= Work order =
Number of lines below with the word "JSON": give it and nothing more.

[Collected data entries]
··········
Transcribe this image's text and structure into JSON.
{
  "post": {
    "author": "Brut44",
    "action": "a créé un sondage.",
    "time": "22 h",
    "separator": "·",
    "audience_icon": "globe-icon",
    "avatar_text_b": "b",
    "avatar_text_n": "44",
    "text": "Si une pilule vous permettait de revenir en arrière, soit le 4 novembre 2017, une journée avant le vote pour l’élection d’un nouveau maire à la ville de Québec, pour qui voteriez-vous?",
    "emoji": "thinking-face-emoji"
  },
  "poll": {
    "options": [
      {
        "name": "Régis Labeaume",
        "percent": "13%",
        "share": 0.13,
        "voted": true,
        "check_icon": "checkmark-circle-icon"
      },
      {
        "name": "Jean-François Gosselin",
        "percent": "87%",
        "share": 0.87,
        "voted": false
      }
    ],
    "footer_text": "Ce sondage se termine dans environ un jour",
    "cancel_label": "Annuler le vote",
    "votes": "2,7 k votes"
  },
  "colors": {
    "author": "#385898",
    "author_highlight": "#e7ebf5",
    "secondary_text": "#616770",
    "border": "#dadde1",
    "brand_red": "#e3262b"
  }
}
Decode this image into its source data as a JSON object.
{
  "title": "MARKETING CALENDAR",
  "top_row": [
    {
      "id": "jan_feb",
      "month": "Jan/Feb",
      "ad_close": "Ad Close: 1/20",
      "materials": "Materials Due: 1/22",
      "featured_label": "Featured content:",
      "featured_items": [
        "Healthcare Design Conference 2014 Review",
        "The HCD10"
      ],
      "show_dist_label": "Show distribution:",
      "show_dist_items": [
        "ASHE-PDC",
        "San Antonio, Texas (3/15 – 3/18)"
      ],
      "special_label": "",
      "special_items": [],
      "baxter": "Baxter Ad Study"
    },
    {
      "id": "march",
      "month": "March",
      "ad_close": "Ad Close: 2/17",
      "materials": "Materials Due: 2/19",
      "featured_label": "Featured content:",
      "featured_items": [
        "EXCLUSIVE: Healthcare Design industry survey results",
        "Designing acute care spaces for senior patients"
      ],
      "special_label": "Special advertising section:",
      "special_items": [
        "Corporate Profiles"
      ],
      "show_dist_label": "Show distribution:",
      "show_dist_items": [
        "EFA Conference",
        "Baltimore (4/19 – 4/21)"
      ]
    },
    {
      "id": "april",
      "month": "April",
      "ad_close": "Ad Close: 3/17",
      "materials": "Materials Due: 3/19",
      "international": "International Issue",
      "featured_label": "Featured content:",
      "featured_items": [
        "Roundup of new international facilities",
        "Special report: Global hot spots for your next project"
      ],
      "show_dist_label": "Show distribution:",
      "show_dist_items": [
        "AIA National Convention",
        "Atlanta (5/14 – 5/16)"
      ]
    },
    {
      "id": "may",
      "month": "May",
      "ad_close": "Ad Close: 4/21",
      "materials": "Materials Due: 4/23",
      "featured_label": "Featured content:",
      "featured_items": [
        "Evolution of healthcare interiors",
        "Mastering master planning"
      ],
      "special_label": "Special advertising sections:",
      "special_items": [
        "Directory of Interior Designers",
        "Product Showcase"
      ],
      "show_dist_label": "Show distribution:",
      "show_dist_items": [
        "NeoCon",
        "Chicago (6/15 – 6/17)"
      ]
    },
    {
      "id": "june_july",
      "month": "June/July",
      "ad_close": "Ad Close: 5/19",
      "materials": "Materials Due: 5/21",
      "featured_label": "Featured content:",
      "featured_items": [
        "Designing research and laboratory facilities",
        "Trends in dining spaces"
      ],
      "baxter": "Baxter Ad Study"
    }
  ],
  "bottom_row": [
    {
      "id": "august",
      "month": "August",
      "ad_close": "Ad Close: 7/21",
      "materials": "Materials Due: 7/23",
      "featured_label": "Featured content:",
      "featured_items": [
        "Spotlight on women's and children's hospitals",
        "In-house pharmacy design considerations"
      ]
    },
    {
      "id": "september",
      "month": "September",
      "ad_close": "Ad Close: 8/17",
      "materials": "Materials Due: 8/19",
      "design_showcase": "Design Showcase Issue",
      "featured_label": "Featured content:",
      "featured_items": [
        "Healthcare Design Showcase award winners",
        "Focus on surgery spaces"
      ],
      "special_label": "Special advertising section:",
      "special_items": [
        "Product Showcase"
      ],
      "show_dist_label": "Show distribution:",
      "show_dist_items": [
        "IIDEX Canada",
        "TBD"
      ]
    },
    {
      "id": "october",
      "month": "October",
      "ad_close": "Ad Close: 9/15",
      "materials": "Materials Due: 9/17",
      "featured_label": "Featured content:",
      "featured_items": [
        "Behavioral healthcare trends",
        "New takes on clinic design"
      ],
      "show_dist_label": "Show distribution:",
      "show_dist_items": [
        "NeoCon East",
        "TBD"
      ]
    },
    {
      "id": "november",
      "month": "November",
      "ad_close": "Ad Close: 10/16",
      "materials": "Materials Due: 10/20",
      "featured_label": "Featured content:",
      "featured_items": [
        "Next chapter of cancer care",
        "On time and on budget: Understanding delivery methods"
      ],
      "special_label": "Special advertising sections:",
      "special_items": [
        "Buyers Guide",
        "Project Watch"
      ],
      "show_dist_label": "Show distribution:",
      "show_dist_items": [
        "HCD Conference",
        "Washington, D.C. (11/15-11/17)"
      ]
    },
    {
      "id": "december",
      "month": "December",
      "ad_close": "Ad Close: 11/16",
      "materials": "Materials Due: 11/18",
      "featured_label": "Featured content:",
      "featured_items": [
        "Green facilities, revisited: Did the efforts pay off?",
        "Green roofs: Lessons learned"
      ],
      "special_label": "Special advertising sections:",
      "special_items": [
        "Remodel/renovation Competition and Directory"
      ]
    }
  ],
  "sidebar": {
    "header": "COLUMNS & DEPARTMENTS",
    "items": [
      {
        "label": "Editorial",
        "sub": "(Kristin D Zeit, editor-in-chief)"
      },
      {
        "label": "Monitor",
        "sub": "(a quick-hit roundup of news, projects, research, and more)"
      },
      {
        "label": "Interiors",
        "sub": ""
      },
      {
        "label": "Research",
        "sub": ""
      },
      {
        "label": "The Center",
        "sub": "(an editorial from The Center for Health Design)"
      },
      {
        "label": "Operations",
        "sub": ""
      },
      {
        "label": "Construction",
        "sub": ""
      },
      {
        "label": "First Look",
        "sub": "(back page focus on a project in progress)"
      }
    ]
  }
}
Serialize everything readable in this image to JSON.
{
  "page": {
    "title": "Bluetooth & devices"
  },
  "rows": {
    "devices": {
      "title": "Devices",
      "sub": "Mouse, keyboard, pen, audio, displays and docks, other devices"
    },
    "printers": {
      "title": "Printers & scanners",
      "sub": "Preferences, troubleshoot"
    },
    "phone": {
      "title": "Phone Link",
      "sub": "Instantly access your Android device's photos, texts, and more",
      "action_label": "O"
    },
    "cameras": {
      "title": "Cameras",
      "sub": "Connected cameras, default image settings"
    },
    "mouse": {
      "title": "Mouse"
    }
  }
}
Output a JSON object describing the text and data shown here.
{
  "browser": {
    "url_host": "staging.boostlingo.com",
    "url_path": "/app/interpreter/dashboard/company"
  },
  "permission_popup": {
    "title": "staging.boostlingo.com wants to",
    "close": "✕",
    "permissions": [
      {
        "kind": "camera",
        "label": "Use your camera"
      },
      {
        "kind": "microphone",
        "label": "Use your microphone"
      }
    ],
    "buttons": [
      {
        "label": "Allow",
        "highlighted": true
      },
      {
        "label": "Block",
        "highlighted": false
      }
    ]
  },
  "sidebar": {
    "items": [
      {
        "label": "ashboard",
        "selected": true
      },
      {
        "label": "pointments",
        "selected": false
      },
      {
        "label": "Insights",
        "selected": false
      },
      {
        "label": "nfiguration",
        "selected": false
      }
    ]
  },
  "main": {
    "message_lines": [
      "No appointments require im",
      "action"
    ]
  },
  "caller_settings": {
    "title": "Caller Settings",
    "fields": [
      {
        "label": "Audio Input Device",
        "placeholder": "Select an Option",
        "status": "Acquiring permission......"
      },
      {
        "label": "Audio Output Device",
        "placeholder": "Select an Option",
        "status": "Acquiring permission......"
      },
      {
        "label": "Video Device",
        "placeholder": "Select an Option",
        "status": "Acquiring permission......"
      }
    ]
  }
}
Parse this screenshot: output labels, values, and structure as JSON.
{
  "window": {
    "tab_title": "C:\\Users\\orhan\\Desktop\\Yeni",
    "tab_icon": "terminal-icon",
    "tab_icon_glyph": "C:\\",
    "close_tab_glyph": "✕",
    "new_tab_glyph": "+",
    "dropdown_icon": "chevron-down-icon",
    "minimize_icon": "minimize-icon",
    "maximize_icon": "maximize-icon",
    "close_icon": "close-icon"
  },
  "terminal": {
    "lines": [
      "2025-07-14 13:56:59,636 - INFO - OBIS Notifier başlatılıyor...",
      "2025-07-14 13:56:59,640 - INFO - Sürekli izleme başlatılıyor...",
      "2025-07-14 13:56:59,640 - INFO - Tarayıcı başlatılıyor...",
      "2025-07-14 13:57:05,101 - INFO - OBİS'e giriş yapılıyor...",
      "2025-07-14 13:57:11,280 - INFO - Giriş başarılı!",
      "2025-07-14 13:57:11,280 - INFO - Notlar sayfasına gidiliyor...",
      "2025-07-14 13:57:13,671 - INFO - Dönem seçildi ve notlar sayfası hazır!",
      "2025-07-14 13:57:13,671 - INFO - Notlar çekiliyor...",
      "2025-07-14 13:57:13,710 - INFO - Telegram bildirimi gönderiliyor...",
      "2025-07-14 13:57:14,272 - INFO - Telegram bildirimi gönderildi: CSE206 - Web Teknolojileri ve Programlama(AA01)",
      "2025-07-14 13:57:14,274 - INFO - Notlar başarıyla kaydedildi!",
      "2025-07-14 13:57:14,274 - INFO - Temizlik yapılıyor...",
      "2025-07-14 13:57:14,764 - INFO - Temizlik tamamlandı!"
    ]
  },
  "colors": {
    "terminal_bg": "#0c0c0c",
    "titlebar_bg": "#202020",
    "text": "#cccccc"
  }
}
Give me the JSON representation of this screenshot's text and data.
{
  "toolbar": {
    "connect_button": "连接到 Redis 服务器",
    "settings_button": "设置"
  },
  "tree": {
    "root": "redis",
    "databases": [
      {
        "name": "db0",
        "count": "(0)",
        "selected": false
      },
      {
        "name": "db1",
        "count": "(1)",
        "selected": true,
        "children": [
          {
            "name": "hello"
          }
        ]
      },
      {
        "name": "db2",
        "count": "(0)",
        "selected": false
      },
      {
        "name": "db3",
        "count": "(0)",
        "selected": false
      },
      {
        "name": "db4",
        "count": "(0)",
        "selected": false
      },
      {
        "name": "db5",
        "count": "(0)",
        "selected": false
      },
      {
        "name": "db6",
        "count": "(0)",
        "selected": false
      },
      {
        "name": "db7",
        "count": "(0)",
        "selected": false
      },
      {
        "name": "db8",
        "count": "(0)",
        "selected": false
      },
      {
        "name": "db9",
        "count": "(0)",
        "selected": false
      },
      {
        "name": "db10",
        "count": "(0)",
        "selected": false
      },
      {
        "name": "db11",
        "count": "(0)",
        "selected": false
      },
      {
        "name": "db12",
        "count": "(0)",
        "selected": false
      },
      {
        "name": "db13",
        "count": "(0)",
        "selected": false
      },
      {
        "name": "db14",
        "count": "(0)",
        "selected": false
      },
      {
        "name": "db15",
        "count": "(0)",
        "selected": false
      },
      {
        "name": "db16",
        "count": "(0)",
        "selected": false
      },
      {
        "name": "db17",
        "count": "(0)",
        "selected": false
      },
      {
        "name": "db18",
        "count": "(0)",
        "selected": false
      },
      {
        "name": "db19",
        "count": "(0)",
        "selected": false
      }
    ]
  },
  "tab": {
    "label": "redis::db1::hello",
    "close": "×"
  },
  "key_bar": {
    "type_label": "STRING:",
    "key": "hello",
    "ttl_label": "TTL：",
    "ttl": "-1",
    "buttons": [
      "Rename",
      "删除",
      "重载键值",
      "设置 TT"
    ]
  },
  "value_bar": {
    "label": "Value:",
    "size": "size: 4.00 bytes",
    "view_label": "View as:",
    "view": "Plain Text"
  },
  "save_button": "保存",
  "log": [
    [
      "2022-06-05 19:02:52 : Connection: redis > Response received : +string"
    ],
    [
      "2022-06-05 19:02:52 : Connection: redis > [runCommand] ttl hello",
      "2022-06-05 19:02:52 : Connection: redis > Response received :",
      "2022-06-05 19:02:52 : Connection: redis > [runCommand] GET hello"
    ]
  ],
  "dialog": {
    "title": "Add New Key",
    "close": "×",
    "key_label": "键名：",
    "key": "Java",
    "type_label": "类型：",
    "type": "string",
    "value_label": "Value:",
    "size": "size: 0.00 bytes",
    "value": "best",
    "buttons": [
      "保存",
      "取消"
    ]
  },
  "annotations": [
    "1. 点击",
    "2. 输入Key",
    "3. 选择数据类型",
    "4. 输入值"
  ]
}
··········
= Exercise solution =
6